WHAT YOU HAVE TO DO: Where the records below show the word "text" in a line, please copy that line.

(Records drawn from a dataset)
╭──
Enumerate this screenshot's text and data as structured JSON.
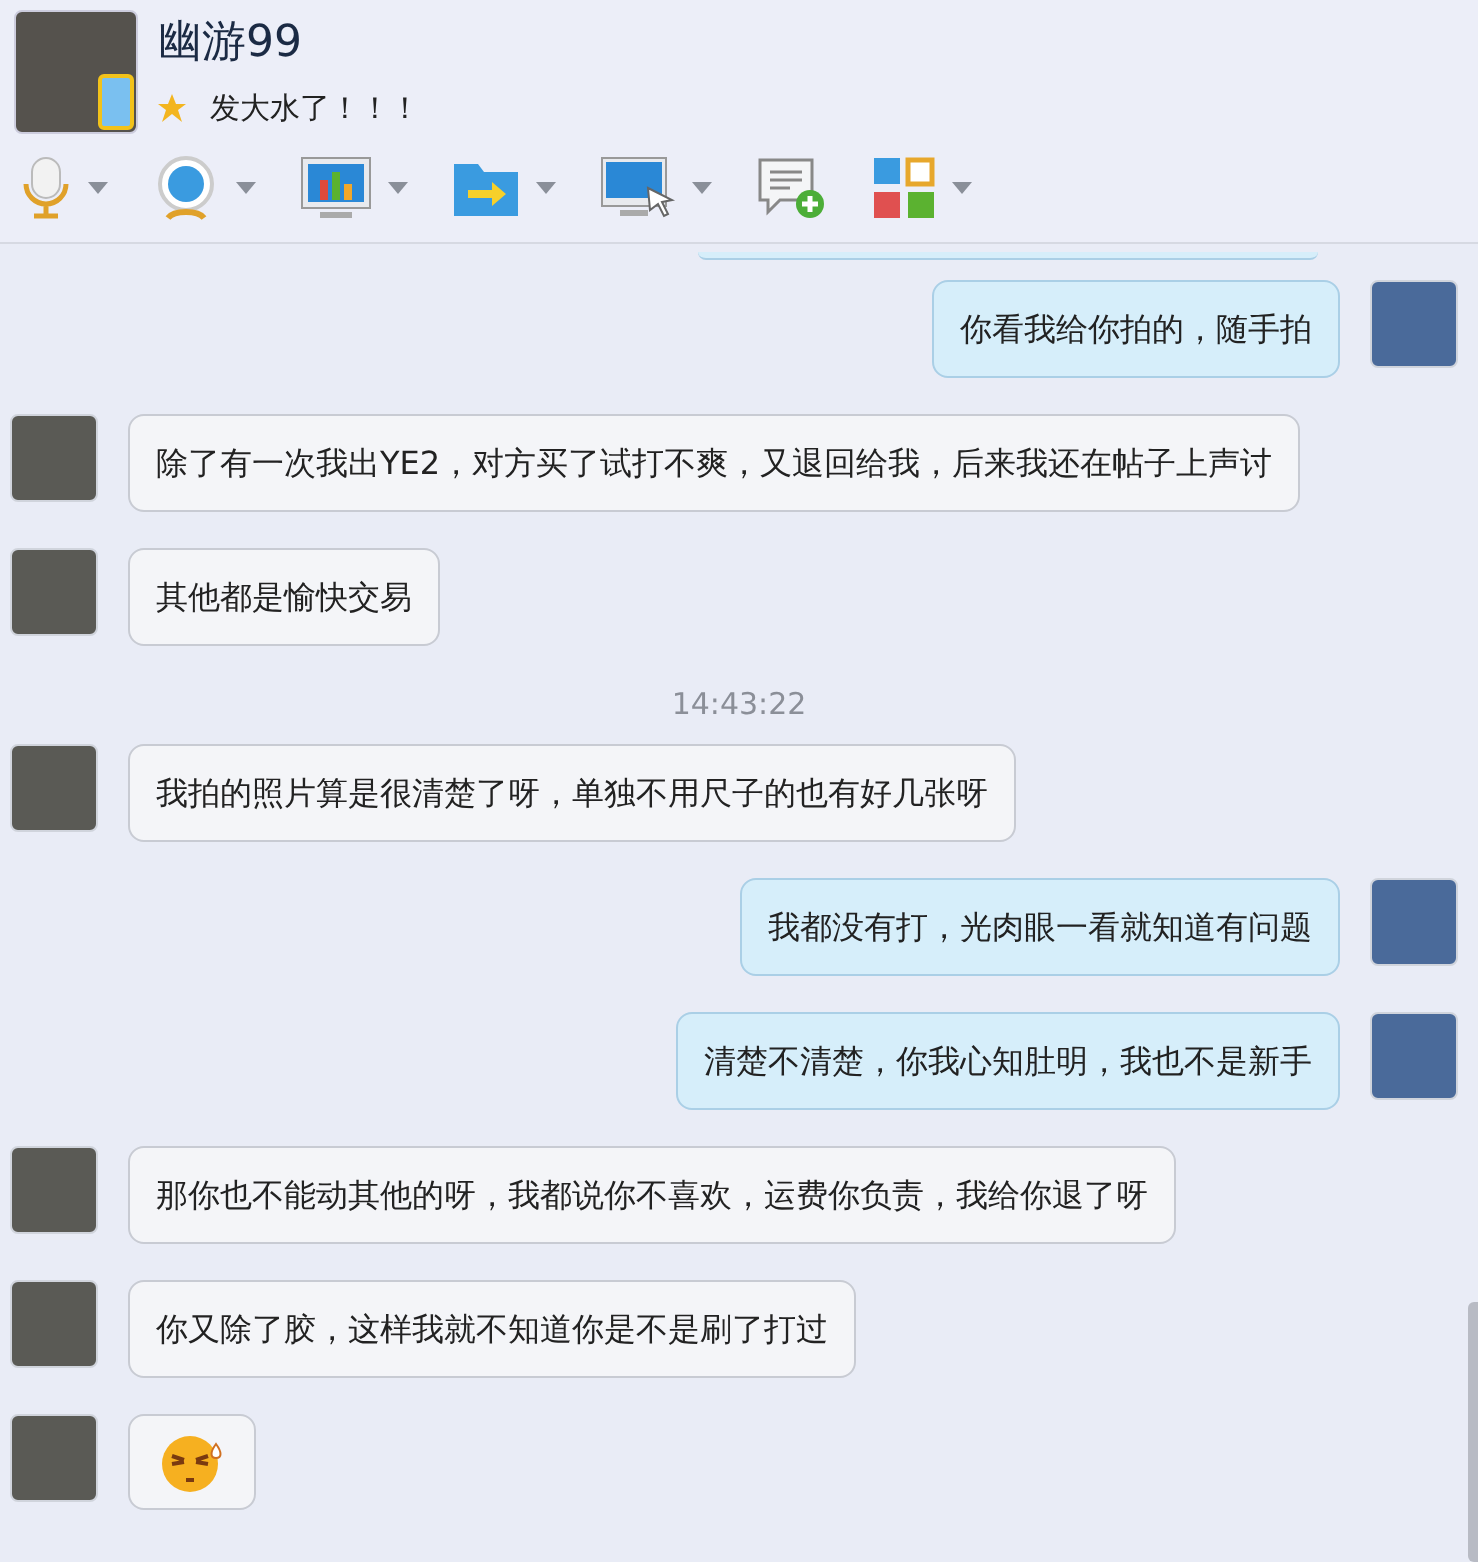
{
  "contact": {
    "name": "幽游99",
    "status": "发大水了！！！"
  },
  "toolbar": [
    {
      "kind": "mic",
      "dropdown": true
    },
    {
      "kind": "camera",
      "dropdown": true
    },
    {
      "kind": "screen-chart",
      "dropdown": true
    },
    {
      "kind": "folder",
      "dropdown": true
    },
    {
      "kind": "remote",
      "dropdown": true
    },
    {
      "kind": "chat-add",
      "dropdown": false
    },
    {
      "kind": "apps",
      "dropdown": true
    }
  ],
  "messages": [
    {
      "kind": "outgoing-partial"
    },
    {
      "kind": "outgoing",
      "text": "你看我给你拍的，随手拍"
    },
    {
      "kind": "incoming",
      "text": "除了有一次我出YE2，对方买了试打不爽，又退回给我，后来我还在帖子上声讨"
    },
    {
      "kind": "incoming",
      "text": "其他都是愉快交易"
    },
    {
      "kind": "time",
      "text": "14:43:22"
    },
    {
      "kind": "incoming",
      "text": "我拍的照片算是很清楚了呀，单独不用尺子的也有好几张呀"
    },
    {
      "kind": "outgoing",
      "text": "我都没有打，光肉眼一看就知道有问题"
    },
    {
      "kind": "outgoing",
      "text": "清楚不清楚，你我心知肚明，我也不是新手"
    },
    {
      "kind": "incoming",
      "text": "那你也不能动其他的呀，我都说你不喜欢，运费你负责，我给你退了呀"
    },
    {
      "kind": "incoming",
      "text": "你又除了胶，这样我就不知道你是不是刷了打过"
    },
    {
      "kind": "incoming-emoji"
    }
  ]
}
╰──
TASK RESULT:
Enumerate this screenshot's text and data as structured JSON.
      "text": "你看我给你拍的，随手拍"
      "text": "除了有一次我出YE2，对方买了试打不爽，又退回给我，后来我还在帖子上声讨"
      "text": "其他都是愉快交易"
      "text": "14:43:22"
      "text": "我拍的照片算是很清楚了呀，单独不用尺子的也有好几张呀"
      "text": "我都没有打，光肉眼一看就知道有问题"
      "text": "清楚不清楚，你我心知肚明，我也不是新手"
      "text": "那你也不能动其他的呀，我都说你不喜欢，运费你负责，我给你退了呀"
      "text": "你又除了胶，这样我就不知道你是不是刷了打过"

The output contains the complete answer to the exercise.